Task goal: Going line by line through the data below, report how many lines include the word "Compare", with nothing added.

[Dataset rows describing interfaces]

---

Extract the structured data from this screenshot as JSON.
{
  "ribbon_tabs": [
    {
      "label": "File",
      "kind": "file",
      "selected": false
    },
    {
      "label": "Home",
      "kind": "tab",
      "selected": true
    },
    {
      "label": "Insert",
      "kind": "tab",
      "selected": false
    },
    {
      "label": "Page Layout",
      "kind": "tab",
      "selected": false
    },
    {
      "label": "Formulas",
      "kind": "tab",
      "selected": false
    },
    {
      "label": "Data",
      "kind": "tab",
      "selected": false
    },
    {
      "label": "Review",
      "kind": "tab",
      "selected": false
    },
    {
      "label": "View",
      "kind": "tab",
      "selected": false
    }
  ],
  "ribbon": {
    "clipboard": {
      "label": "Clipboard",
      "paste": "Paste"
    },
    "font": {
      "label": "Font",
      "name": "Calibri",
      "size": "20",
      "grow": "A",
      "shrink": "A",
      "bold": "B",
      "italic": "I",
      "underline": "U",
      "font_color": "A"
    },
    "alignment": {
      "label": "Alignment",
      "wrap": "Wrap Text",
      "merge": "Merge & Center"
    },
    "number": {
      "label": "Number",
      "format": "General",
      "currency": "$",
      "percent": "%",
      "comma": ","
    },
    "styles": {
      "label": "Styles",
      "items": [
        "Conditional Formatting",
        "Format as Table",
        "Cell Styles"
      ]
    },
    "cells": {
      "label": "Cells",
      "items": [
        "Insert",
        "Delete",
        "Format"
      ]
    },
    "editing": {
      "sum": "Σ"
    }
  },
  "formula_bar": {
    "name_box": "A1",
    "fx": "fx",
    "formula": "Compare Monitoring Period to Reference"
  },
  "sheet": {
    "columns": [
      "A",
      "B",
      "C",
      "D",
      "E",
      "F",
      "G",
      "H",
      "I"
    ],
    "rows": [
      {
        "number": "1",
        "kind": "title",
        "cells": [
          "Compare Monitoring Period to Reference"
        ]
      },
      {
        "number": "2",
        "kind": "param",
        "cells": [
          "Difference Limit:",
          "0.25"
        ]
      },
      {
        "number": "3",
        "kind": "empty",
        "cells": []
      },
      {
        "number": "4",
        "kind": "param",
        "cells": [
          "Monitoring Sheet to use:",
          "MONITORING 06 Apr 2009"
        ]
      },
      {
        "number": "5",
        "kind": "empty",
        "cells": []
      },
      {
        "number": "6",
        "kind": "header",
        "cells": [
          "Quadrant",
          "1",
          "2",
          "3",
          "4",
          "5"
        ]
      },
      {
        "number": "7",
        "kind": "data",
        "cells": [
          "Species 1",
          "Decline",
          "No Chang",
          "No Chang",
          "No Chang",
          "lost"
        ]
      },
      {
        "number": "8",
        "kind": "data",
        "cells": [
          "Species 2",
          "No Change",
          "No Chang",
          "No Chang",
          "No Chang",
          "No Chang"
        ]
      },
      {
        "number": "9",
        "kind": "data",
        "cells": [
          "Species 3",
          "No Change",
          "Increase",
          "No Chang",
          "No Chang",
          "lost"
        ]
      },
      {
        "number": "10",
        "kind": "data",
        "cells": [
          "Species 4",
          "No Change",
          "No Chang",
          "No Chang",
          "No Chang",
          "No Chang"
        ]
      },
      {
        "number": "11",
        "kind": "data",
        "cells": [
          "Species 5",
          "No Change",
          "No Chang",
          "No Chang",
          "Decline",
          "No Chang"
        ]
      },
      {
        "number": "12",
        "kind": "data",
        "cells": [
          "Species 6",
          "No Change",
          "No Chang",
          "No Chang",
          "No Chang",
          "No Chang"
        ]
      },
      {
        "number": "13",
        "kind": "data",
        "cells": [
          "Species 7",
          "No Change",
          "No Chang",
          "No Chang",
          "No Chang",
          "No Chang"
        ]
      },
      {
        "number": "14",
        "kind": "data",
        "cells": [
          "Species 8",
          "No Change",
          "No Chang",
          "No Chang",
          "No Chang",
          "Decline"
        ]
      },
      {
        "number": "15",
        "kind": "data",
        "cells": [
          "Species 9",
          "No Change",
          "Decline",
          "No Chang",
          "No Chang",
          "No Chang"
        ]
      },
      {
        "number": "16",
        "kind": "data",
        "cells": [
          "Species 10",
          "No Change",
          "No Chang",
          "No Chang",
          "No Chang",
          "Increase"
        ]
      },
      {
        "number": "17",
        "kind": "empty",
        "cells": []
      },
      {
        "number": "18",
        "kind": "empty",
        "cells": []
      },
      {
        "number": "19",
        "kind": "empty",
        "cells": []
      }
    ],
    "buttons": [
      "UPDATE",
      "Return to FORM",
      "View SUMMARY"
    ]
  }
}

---

Answer for the task: 2